Avocados and Health
Avocados contain several nutrients, including carotenoids, monounsaturated fat, potassium and fiber, which have been associated with a lower risk of chronic disease, especially when included as part of a balanced diet. The nutritional profile of the avocado fits well with the purity of food patterns such as the Mediterranean and STRESS diets. Published health research on avocados is largely funded by the avocado industry group; The research cited below aims to include non-industry-based studies.
How to buy?
Depending on the variety, avocados can be round or pear-shaped, green or black, and large or large. The skin is usually rough. The ripe pulp is soft and buttery. It is a climacteric fruit that continues to ripen after harvest. Hass avocado is the most common and is available year-round.
If you use an avocado after you buy it, choose a ripe one with a green or almost black skin. It should yield when you squeeze it. Avocados with light green skin, which are very firm, are not ripe and should rest for a few days before eating.

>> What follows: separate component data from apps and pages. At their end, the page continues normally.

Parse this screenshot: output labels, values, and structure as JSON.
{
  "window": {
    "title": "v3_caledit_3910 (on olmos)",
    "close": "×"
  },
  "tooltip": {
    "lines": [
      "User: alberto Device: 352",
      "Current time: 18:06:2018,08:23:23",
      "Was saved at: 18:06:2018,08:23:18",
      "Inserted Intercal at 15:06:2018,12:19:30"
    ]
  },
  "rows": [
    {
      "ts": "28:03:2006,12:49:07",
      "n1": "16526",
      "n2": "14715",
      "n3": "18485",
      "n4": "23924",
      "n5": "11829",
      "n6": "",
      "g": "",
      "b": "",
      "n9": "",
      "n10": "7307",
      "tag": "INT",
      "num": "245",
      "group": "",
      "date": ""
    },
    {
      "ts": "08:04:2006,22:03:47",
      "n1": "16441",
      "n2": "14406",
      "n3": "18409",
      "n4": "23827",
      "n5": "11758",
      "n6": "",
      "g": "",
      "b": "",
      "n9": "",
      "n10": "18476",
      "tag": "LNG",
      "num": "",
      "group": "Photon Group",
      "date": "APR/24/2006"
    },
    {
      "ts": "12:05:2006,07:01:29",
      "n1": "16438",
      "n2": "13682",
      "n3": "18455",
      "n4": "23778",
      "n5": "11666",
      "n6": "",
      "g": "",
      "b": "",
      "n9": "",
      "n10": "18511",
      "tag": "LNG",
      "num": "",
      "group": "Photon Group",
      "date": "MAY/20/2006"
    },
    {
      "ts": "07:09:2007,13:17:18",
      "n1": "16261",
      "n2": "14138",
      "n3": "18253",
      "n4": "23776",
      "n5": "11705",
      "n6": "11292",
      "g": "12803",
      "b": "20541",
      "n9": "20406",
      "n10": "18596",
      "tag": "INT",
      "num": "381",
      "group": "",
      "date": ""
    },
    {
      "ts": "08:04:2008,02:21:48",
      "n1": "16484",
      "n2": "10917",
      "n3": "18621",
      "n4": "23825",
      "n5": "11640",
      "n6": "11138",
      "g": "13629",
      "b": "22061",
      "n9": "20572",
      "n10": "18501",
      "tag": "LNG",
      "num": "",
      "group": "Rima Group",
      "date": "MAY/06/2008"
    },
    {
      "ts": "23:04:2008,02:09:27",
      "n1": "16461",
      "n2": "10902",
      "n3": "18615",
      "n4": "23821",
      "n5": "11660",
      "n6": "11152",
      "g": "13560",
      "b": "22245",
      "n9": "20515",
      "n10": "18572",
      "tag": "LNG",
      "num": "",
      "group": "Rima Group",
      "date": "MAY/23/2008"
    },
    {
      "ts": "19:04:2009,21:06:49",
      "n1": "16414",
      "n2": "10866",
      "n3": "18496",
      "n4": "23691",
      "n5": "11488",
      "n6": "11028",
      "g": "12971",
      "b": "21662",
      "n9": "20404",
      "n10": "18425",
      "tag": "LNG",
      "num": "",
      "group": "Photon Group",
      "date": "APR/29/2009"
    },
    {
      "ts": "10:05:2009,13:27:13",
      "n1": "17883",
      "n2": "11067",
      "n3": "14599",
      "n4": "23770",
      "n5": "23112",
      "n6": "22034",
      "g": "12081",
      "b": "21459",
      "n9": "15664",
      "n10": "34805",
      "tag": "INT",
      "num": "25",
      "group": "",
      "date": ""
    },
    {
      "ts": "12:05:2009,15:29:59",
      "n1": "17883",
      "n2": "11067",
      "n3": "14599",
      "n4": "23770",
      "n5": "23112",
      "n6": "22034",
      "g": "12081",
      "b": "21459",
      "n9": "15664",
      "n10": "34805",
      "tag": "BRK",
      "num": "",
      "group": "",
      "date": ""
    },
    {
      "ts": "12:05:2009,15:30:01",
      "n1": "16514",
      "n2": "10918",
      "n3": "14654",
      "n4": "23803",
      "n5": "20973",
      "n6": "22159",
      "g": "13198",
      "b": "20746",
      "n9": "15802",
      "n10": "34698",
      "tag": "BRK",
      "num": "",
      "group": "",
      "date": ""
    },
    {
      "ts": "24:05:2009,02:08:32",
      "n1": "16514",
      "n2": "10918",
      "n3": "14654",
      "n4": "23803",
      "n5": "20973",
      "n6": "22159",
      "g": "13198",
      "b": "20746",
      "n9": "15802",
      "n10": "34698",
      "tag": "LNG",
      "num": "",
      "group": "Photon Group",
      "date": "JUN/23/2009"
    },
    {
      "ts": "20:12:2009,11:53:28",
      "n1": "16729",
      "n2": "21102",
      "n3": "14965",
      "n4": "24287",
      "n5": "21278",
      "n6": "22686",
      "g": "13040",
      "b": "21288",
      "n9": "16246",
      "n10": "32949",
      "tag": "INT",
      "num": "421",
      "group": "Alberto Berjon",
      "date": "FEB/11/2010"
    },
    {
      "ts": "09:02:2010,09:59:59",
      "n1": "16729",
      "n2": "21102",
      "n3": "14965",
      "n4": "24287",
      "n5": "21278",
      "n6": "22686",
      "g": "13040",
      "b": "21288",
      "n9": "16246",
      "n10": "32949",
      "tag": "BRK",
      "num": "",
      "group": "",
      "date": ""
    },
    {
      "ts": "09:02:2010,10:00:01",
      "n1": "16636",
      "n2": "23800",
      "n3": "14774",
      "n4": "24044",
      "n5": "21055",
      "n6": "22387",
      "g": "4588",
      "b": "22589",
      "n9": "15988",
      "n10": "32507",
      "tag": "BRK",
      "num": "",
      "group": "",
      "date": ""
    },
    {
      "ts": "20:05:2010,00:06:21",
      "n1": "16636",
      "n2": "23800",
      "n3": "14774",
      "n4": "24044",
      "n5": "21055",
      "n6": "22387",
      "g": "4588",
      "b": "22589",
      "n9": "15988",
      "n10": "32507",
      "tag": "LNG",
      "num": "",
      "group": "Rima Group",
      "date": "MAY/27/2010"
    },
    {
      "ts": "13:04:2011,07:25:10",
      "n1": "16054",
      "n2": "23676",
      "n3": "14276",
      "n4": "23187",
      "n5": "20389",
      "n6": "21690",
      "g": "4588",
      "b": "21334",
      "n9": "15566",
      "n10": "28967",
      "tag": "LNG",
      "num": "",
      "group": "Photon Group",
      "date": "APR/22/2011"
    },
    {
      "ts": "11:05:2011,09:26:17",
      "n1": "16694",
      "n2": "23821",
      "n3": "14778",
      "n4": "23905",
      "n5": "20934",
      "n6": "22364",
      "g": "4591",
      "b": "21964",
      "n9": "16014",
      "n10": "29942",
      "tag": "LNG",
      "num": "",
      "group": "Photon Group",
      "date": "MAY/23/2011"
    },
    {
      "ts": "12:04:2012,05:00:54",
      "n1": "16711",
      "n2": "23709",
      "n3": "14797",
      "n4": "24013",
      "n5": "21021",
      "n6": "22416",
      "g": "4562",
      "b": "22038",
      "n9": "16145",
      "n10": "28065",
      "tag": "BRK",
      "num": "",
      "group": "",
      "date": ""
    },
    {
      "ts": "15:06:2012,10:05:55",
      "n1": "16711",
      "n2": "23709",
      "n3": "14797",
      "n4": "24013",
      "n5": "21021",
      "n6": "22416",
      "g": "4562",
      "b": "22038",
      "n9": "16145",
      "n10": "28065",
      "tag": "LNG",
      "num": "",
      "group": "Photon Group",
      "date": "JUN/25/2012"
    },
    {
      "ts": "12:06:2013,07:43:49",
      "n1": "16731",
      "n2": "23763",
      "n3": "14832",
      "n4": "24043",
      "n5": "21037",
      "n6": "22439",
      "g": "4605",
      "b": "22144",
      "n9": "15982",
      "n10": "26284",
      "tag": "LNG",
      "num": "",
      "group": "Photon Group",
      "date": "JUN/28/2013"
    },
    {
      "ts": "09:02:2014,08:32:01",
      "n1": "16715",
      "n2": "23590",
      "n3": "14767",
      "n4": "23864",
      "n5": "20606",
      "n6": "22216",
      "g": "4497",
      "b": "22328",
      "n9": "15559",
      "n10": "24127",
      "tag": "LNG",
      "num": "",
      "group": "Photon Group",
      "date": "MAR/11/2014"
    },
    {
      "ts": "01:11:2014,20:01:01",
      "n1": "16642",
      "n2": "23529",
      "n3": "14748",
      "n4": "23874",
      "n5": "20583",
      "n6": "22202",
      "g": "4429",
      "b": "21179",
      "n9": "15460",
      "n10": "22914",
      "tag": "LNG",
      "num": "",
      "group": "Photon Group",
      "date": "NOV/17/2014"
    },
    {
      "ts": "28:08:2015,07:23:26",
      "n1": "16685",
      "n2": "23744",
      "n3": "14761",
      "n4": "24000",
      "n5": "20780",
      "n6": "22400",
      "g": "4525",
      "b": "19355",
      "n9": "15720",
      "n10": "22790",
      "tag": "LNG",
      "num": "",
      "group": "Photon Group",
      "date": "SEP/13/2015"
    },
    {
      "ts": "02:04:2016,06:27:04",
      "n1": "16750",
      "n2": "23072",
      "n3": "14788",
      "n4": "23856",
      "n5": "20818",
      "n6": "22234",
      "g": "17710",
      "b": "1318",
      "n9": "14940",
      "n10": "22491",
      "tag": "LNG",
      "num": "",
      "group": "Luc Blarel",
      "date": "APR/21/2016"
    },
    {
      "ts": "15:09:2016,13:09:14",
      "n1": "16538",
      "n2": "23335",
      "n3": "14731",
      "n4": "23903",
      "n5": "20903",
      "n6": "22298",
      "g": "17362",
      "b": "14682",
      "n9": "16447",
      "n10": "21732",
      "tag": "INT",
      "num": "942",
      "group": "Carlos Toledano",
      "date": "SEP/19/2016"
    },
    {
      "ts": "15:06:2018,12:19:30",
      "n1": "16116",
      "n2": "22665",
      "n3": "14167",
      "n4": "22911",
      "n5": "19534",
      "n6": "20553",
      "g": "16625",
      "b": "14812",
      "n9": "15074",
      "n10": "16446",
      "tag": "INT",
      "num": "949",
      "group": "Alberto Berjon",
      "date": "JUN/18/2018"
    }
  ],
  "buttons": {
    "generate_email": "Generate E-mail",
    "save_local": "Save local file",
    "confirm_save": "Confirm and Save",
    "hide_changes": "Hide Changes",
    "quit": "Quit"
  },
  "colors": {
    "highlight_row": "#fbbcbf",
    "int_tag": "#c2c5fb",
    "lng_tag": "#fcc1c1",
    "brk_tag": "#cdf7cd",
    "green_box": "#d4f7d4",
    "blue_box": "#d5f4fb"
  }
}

If the avocado has black, wrinkled, dented or soft flesh, it is too ripe and useless to eat.
Avocado oil is extracted from the pulp of squeezed avocados. It can be substituted for other liquid cooking oils and has a very high smoke point of about 500F. Avocado oil is often compared to olive oil because both are high in oleic acid, but avocado oil has more of a neutral flavor. .  It can also be used to make a salad dressing: mix 1 tablespoon or 1 cup of avocado oil, 2 tablespoons of dijon mustard, 4 teaspoons of balsamic or apple cider vinegar; Add any low sodium spices of your choice, such as black pepper or garlic powder.
Avocados are usually sold with hard, unripe flesh that ripens in 2-3 days. You can leave the fruit at room temperature or expose it to direct sunlight to accelerate its ripening. You can also place a signed avocado on the card with the banana; Ethylene vapors from bananas accelerate ripening. When ripe, avocados feel gently squeezed. The flesh of avocados is very clear as it quickly turns brown, once exposed to air, which is called an enzymatic stage.
Although not good for the eyes, brown food is edible. However, there are tips to slow or reduce the size of the avocado cut;
Cover the pulp with lemon or lime juice.
Wrap tightly in cling film or place in an airtight container and store in the refrigerator to reduce exposure to oxygen.
Place half of the avocado with some sliced onion in an airtight container; The sulfur compounds in the onion keep the avocado.
How to Prepare
Avocado pit removal is not as difficult as you might think. Although the popular method is to dip a knife into the pit of the avocado and remove it cleanly, this poses a potential risk of digging your hand! But put the index and middle fingers in the meat on both sides of the bone and the thumb behind the avocado on the skin; push with the middle thumb until it comes out of the mouth. Then, slice, dice, or puree the pulp as desired for use in the recipe.
The monounsaturated fat in avocado is stable at high temperatures and can be used not only in baking, but also in baking. Avocado pulp can be substituted for butter or oil in cooking recipes, using a 1:1 ratio (1 cup of butter = 1 cup of avocado).
Serve avocado halves sprinkled with seeds and nuts. Here are some ideas for using avocado:
- Such as sprinkles on salads, smoothies, tacos or whole grains.
- It thickens and enriches the mixture.
- Pureed to spread on sandwiches and crackers.
- Toast whole wheat for breakfast, sprinkle with cranberries and ground flax or camo seeds.
- Divided and rolled into maki sushi
- Divide in half, sprinkle with lemon juice or a squeeze of lime, and eat with a spoon as you like.
Do you know what?
A medium serving of avocado (half the fruit) has more potassium than a medium banana, 487 mg of potassium vs. 422 mg of potassium, respectively.
Ripe avocado puree is sometimes used as a face mask because of its high moisturizing oil and vitamin E content.